You are here: Home // Editorials, Opinions // Halloween showcases its worst

Halloween showcases its worst

Now that the candy coma stomach aches and party-induced hangovers of Halloween have subsided, it is time to look back on the mess that was made.

Not the literal one you made in your bathroom on Nov. 1, but the trend of truly disturbing and inappropriate costumes that seemed to hit a horrible peak this year.

It’s not news that people like to dress in offensive costumes, but this year, some of the most shocking uses of racial stereotyping went viral.

Last week, photos surfaced of a young people at a Halloween party who went as Trayvon Martin, complete with blackface and a bloody sweatshirt, and George Zimmerman who ever-so-playfully held his fingers up like a gun at the “Trayvon,” because Halloween is just a time to have fun and party and why should we take a teenage boy’s murder so seriously?

These people were not the only ones to dress up as the slain teen, showing just how vile and non-isolated this trend was.

Another costume to cause controversy was celebrity Julianne Hough, who dressed as a black character from the hit show “Orange is the New Black,” her skin darkened with makeup.

Apparently no one told Hough that there are plenty of other non-black characters on the show that she could have chosen to be, or that she did not have to wear blackface for her costume still be extremely recognizable since her character wears a nametag and has a wildly unique hairstyle.

Blackface was not the only issue this Halloween; several other costumes exploited numerous races through horribly stereotypical and outright racist costumes from the terrorist beards and turbans to the Indian chiefs and kimono-clad Geishas.

While some of these costumes are no doubt beautiful and possibly reflect a culture or style that people find visually appealing or fascinating, appropriating these cultures and pretending to be from a different race that you are not a part of is unfair and cruel.

People of color have to live with and carry these stereotypes every day of their lives, defying them or utilizing them as they choose.

Another disgusting sight on Halloween was the skimpy costumes, not the ones the adults wore, but the ones that the children wore. Many parents give their children creative freedom during Halloween to choose their own costume, but what child says that they want to wear wedges for their costume? Wedges are horrible shoes to trick-or-treat in.

The fault lies on the parents for dressing their child like that and for letting them walk out of the house like that.

This Halloween should be a wake-up call to people that the impacts their costumes make can be more than controversial; they can be harmful toward perpetuating stereotypes that hinder racial equality and they could potentially put your child in danger who is going door to door asking strangers for candy.

Do not be the person who shows up to a party in black face and has people refuse to talk to them for the whole night. There are so many millions of awesome and hilarious and beautiful costume ideas out there.

Get creative, think for a single second, and come up with a better costume idea than a racist piece of trash you think will get you the most reactions.
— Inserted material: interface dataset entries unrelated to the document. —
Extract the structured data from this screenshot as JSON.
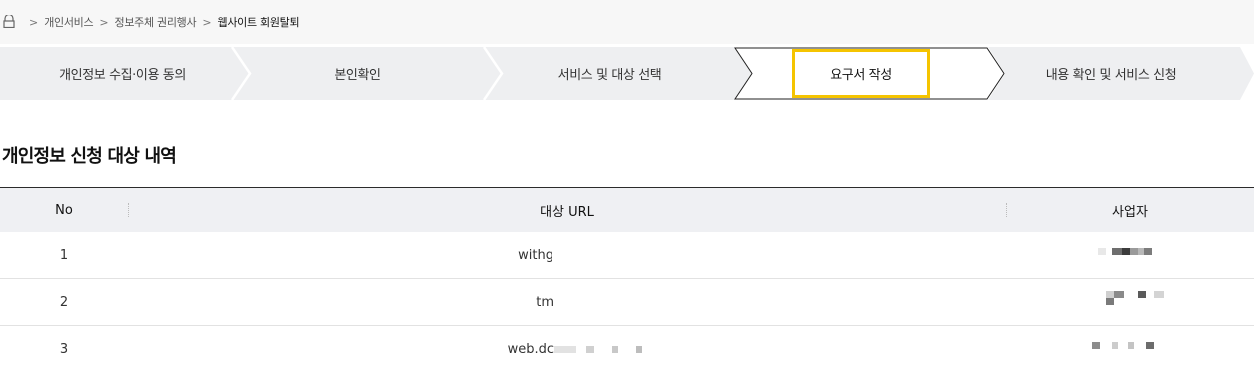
{
  "breadcrumb": {
    "items": [
      "개인서비스",
      "정보주체 권리행사",
      "웹사이트 회원탈퇴"
    ]
  },
  "steps": {
    "items": [
      "개인정보 수집·이용 동의",
      "본인확인",
      "서비스 및 대상 선택",
      "요구서 작성",
      "내용 확인 및 서비스 신청"
    ],
    "active_index": 3,
    "highlight_color": "#f5c400"
  },
  "section": {
    "title": "개인정보 신청 대상 내역"
  },
  "table": {
    "headers": [
      "No",
      "대상 URL",
      "사업자"
    ],
    "rows": [
      {
        "no": "1",
        "url": "withg"
      },
      {
        "no": "2",
        "url": "tm"
      },
      {
        "no": "3",
        "url": "web.dc"
      }
    ]
  },
  "colors": {
    "step_bg": "#eeeff1",
    "header_bg": "#eff0f3",
    "breadcrumb_bg": "#f7f7f7"
  }
}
Related posts:

  1. Students plan for traditional Halloween fun
  2. Students’ opinions vary on Halloween costumes
  3. Scaring costumes out of schools
  4. Commentary: Costume shopping shouldn't be scary
  5. CAB celebrates Halloween in style

Tags: , ,

Leave a Reply

Copyright © 2009 Campus Times. All rights reserved.
Designed by Theme Junkie. Powered by WordPress.